One of the other considerations is that it is much more practical and easy to put into practice in the clinic. Often iPS cells are taken from the skin or other tissues, which can require surgery such as a biopsy. These tissue biopsies are undesirable particularly for children and the elderly whereas taking blood samples is routine for all patients.

Dr Rana, a lecturer in Regenerative Medicine, put great emphasis on the need for a cautious approach at this early stage as there as still many safety issues that need to be overcome.
“The ultimate aim is to grow tissue … which we can use in replacement therapies, that would be ideal.”
“But a really important step is, rather than simple think about the technology in a laboratory, transfer it into a clinic and make it useful for everybody.”

Tuesday, October 16, 2012

Nobel Prize in medicine 2012 for Yamanaka and Gurdon

The Nobel Prize in Physiology or Medicine 2012 was awarded jointly to Sir John B. Gurdon and Shinya Yamanaka "for the discovery that mature cells can be reprogrammed to become pluripotent"

The Nobel Prize recognizes two scientists who discovered that mature, specialised cells can be reprogrammed to become immature cells capable of developing into all tissues of the body. Their findings have revolutionised our understanding of how cells and organisms develop.

John B. Gurdon discovered in 1962 that the specialisation of cells is reversible. In a classic experiment, he replaced the immature cell nucleus in an egg cell of a frog with the nucleus from a mature intestinal cell. This modified egg cell developed into a normal tadpole. The DNA of the mature cell still had all the information needed to develop all cells in the frog.

Shinya Yamanaka discovered more than 40 years later, in 2006, how intact mature cells in mice could be reprogrammed to become immature stem cells. Surprisingly, by introducing only a few genes, he could reprogram mature cells to become pluripotent stem cells, i.e. immature cells that are able to develop into all types of cells in the body.

These groundbreaking discoveries have completely changed our view of the development and cellular specialisation. We now understand that the mature cell does not have to be confined forever to its specialised state. Textbooks have been rewritten and new research fields have been established. By reprogramming human cells, scientists have created new opportunities to study diseases and develop methods for diagnosis and therapy.

I think anyone who is remotely interested in stem cells will recognise the important contributions these two scientists have made to this field and it's about time they got some recognition for it! 

iPSC timeline *updated*

Hi guys! I thought I would repost a link of a timeline I made of all the main breakthroughs in reprogrammed stem cell research (iPSC - Induced pluripotent stem cells) in the last 10 years:
Reprogrammed stem cells are adult cells turned back into a stem-like state, restoring their lost potential. 


Sunday, October 7, 2012

An eye into the future

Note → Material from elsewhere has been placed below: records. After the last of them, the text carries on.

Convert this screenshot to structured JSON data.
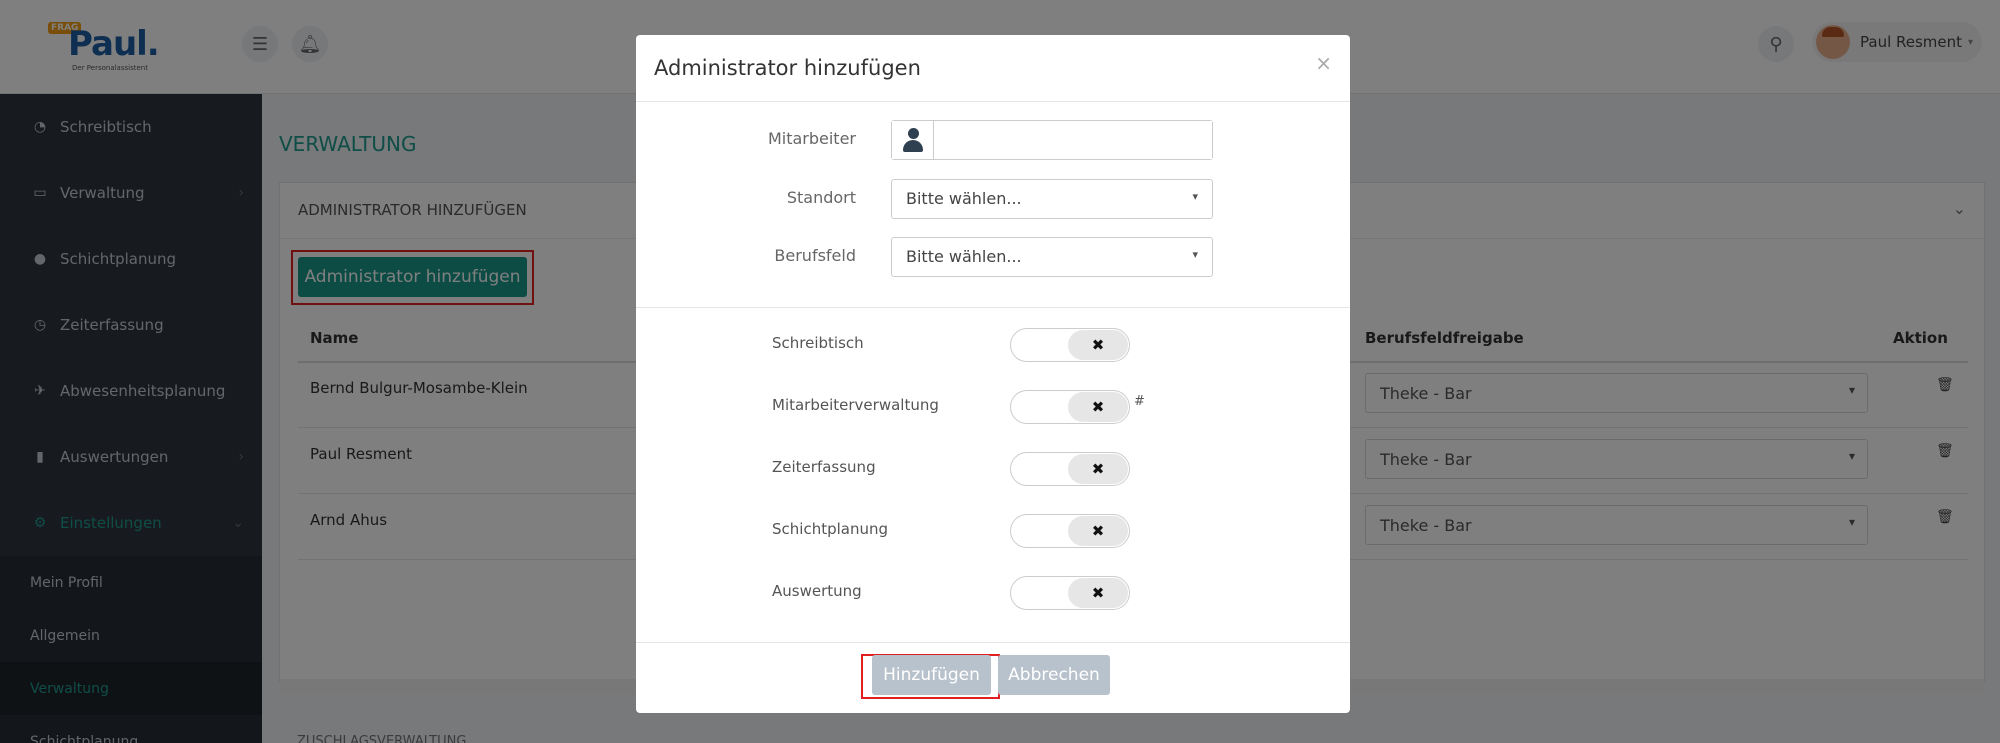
{
  "app": {
    "logo_tag": "FRAG",
    "logo_text": "Paul.",
    "logo_sub": "Der Personalassistent"
  },
  "header": {
    "menu_icon": "hamburger-icon",
    "bell_icon": "bell-icon",
    "search_icon": "search-icon",
    "user_name": "Paul Resment"
  },
  "sidebar": {
    "items": [
      {
        "label": "Schreibtisch",
        "icon": "dashboard-icon"
      },
      {
        "label": "Verwaltung",
        "icon": "laptop-icon"
      },
      {
        "label": "Schichtplanung",
        "icon": "users-icon"
      },
      {
        "label": "Zeiterfassung",
        "icon": "clock-icon"
      },
      {
        "label": "Abwesenheitsplanung",
        "icon": "plane-icon"
      },
      {
        "label": "Auswertungen",
        "icon": "bar-chart-icon"
      },
      {
        "label": "Einstellungen",
        "icon": "gears-icon"
      }
    ],
    "sub_items": [
      {
        "label": "Mein Profil"
      },
      {
        "label": "Allgemein"
      },
      {
        "label": "Verwaltung"
      },
      {
        "label": "Schichtplanung"
      }
    ]
  },
  "main": {
    "title": "VERWALTUNG",
    "panel_title": "ADMINISTRATOR HINZUFÜGEN",
    "add_button": "Administrator hinzufügen",
    "columns": {
      "name": "Name",
      "berufsfeldfreigabe": "Berufsfeldfreigabe",
      "aktion": "Aktion"
    },
    "rows": [
      {
        "name": "Bernd Bulgur-Mosambe-Klein",
        "berufsfeld": "Theke - Bar"
      },
      {
        "name": "Paul Resment",
        "berufsfeld": "Theke - Bar"
      },
      {
        "name": "Arnd Ahus",
        "berufsfeld": "Theke - Bar"
      }
    ],
    "lower_title": "ZUSCHLAGSVERWALTUNG"
  },
  "modal": {
    "title": "Administrator hinzufügen",
    "close": "×",
    "mitarbeiter_label": "Mitarbeiter",
    "mitarbeiter_value": "",
    "standort_label": "Standort",
    "standort_value": "Bitte wählen...",
    "berufsfeld_label": "Berufsfeld",
    "berufsfeld_value": "Bitte wählen...",
    "permissions": [
      {
        "label": "Schreibtisch",
        "value": "off"
      },
      {
        "label": "Mitarbeiterverwaltung",
        "value": "off"
      },
      {
        "label": "Zeiterfassung",
        "value": "off"
      },
      {
        "label": "Schichtplanung",
        "value": "off"
      },
      {
        "label": "Auswertung",
        "value": "off"
      }
    ],
    "hash_note": "#",
    "submit": "Hinzufügen",
    "cancel": "Abbrechen"
  },
  "colors": {
    "accent": "#18988b",
    "sidebar_bg": "#2f3640",
    "highlight_border": "#e02020"
  }
}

A few months ago, I wrote a post about a recent trial that had been carried out using embryonic stem cells to treat diseases of the eye. The trial was carried out on two patients with different conditions: One with age-related macular degeneration - the leading cause of blindness in the developed world - and another patient in her 50s with Stargardt's disease.

This week we have learnt about an experimental treatment using skin cells to improve the vision of blind mice which may help those with macular degeneration. The fact that the trial involved induced pluripotent stem cells as opposed to embryonic stem cells could dispel concerns initially raised about the ethical implications. Another benefit is that patients would not need drugs to prevent rejection of the transplanted cells.

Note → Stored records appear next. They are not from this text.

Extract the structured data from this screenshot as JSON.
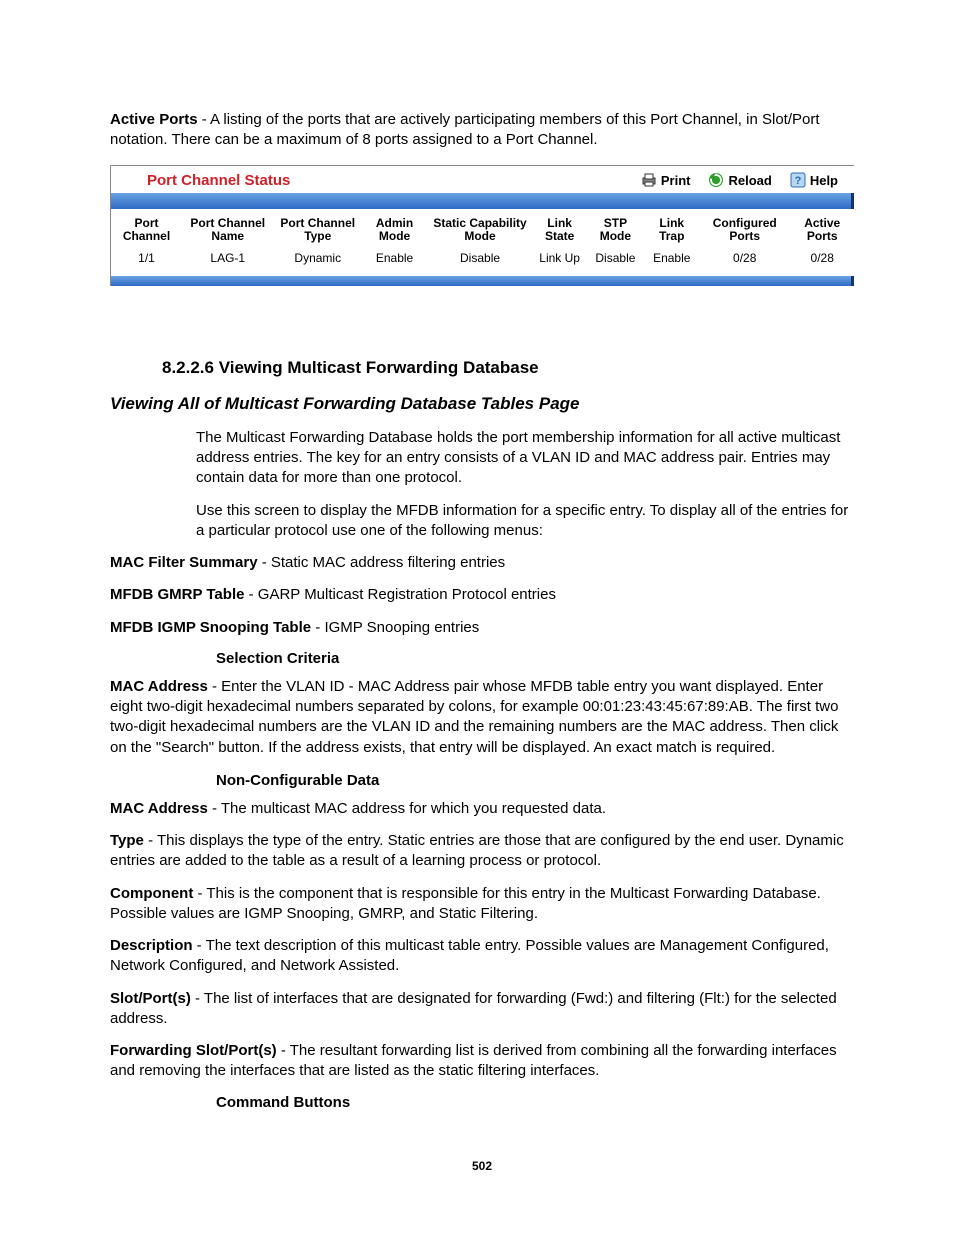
{
  "intro": {
    "active_ports_label": "Active Ports",
    "active_ports_text": " - A listing of the ports that are actively participating members of this Port Channel, in Slot/Port notation. There can be a maximum of 8 ports assigned to a Port Channel."
  },
  "panel": {
    "title": "Port Channel Status",
    "print": "Print",
    "reload": "Reload",
    "help": "Help",
    "headers": {
      "c0": "Port Channel",
      "c1": "Port Channel Name",
      "c2": "Port Channel Type",
      "c3": "Admin Mode",
      "c4": "Static Capability Mode",
      "c5": "Link State",
      "c6": "STP Mode",
      "c7": "Link Trap",
      "c8": "Configured Ports",
      "c9": "Active Ports"
    },
    "row": {
      "c0": "1/1",
      "c1": "LAG-1",
      "c2": "Dynamic",
      "c3": "Enable",
      "c4": "Disable",
      "c5": "Link Up",
      "c6": "Disable",
      "c7": "Enable",
      "c8": "0/28",
      "c9": "0/28"
    }
  },
  "section": {
    "num_title": "8.2.2.6 Viewing Multicast Forwarding Database",
    "italic_title": "Viewing All of Multicast Forwarding Database Tables Page",
    "p1": "The Multicast Forwarding Database holds the port membership information for all active multicast address entries. The key for an entry consists of a VLAN ID and MAC address pair. Entries may contain data for more than one protocol.",
    "p2": "Use this screen to display the MFDB information for a specific entry. To display all of the entries for a particular protocol use one of the following menus:",
    "filters": {
      "f1_label": "MAC Filter Summary",
      "f1_text": " - Static MAC address filtering entries",
      "f2_label": "MFDB GMRP Table",
      "f2_text": " - GARP Multicast Registration Protocol entries",
      "f3_label": "MFDB IGMP Snooping Table",
      "f3_text": " - IGMP Snooping entries"
    },
    "selection_criteria": "Selection Criteria",
    "mac_addr": {
      "label": "MAC Address",
      "text": " - Enter the VLAN ID - MAC Address pair whose MFDB table entry you want displayed. Enter eight two-digit hexadecimal numbers separated by colons, for example 00:01:23:43:45:67:89:AB. The first two two-digit hexadecimal numbers are the VLAN ID and the remaining numbers are the MAC address. Then click on the \"Search\" button. If the address exists, that entry will be displayed. An exact match is required."
    },
    "non_configurable": "Non-Configurable Data",
    "fields": {
      "mac_label": "MAC Address",
      "mac_text": " - The multicast MAC address for which you requested data.",
      "type_label": "Type",
      "type_text": " - This displays the type of the entry. Static entries are those that are configured by the end user. Dynamic entries are added to the table as a result of a learning process or protocol.",
      "comp_label": "Component",
      "comp_text": " - This is the component that is responsible for this entry in the Multicast Forwarding Database. Possible values are IGMP Snooping, GMRP, and Static Filtering.",
      "desc_label": "Description",
      "desc_text": " - The text description of this multicast table entry. Possible values are Management Configured, Network Configured, and Network Assisted.",
      "slot_label": "Slot/Port(s)",
      "slot_text": " - The list of interfaces that are designated for forwarding (Fwd:) and filtering (Flt:) for the selected address.",
      "fwd_label": "Forwarding Slot/Port(s)",
      "fwd_text": " - The resultant forwarding list is derived from combining all the forwarding interfaces and removing the interfaces that are listed as the static filtering interfaces."
    },
    "command_buttons": "Command Buttons"
  },
  "page_number": "502"
}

It's often said that induced pluripotent stem cells transplantation will be important in the practice of medicine in some distant future, but scientists are keen to suggest the future is almost here.

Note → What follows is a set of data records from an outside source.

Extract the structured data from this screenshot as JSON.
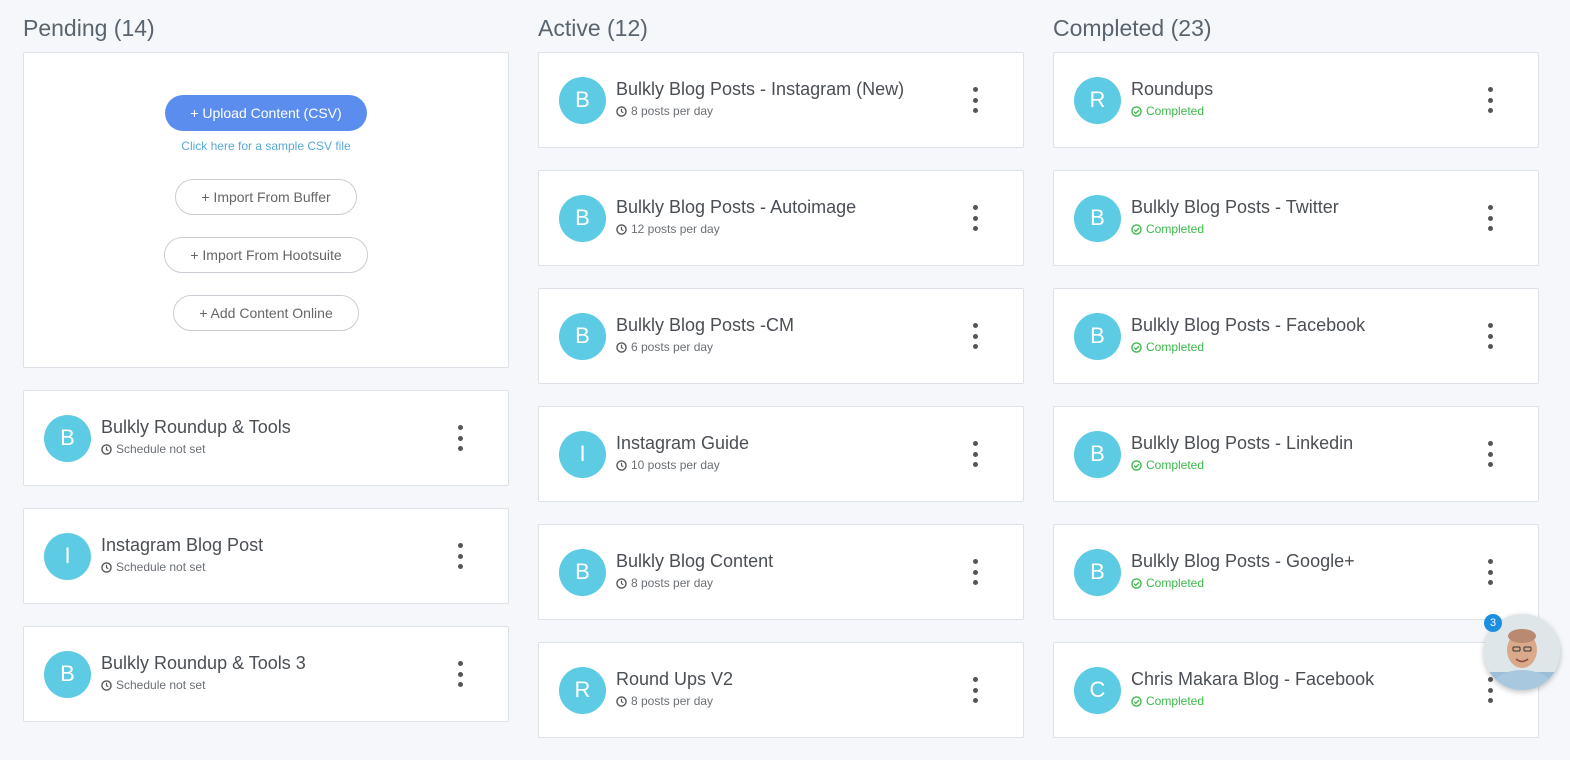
{
  "columns": {
    "pending": {
      "title": "Pending (14)",
      "upload": {
        "upload_button": "+ Upload Content (CSV)",
        "sample_link": "Click here for a sample CSV file",
        "buffer_button": "+ Import From Buffer",
        "hootsuite_button": "+ Import From Hootsuite",
        "online_button": "+ Add Content Online"
      },
      "items": [
        {
          "initial": "B",
          "title": "Bulkly Roundup & Tools",
          "subtitle": "Schedule not set"
        },
        {
          "initial": "I",
          "title": "Instagram Blog Post",
          "subtitle": "Schedule not set"
        },
        {
          "initial": "B",
          "title": "Bulkly Roundup & Tools 3",
          "subtitle": "Schedule not set"
        }
      ]
    },
    "active": {
      "title": "Active (12)",
      "items": [
        {
          "initial": "B",
          "title": "Bulkly Blog Posts - Instagram (New)",
          "subtitle": "8 posts per day"
        },
        {
          "initial": "B",
          "title": "Bulkly Blog Posts - Autoimage",
          "subtitle": "12 posts per day"
        },
        {
          "initial": "B",
          "title": "Bulkly Blog Posts -CM",
          "subtitle": "6 posts per day"
        },
        {
          "initial": "I",
          "title": "Instagram Guide",
          "subtitle": "10 posts per day"
        },
        {
          "initial": "B",
          "title": "Bulkly Blog Content",
          "subtitle": "8 posts per day"
        },
        {
          "initial": "R",
          "title": "Round Ups V2",
          "subtitle": "8 posts per day"
        }
      ]
    },
    "completed": {
      "title": "Completed (23)",
      "items": [
        {
          "initial": "R",
          "title": "Roundups",
          "subtitle": "Completed"
        },
        {
          "initial": "B",
          "title": "Bulkly Blog Posts - Twitter",
          "subtitle": "Completed"
        },
        {
          "initial": "B",
          "title": "Bulkly Blog Posts - Facebook",
          "subtitle": "Completed"
        },
        {
          "initial": "B",
          "title": "Bulkly Blog Posts - Linkedin",
          "subtitle": "Completed"
        },
        {
          "initial": "B",
          "title": "Bulkly Blog Posts - Google+",
          "subtitle": "Completed"
        },
        {
          "initial": "C",
          "title": "Chris Makara Blog - Facebook",
          "subtitle": "Completed"
        }
      ]
    }
  },
  "chat": {
    "badge_count": "3"
  },
  "colors": {
    "avatar": "#5ccbe3",
    "primary_button": "#5b8def",
    "completed_text": "#3bb84b",
    "link": "#5aa9d6",
    "badge": "#1d8fe0"
  }
}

The study was published online in advance of print in the journal Molecular Medicine.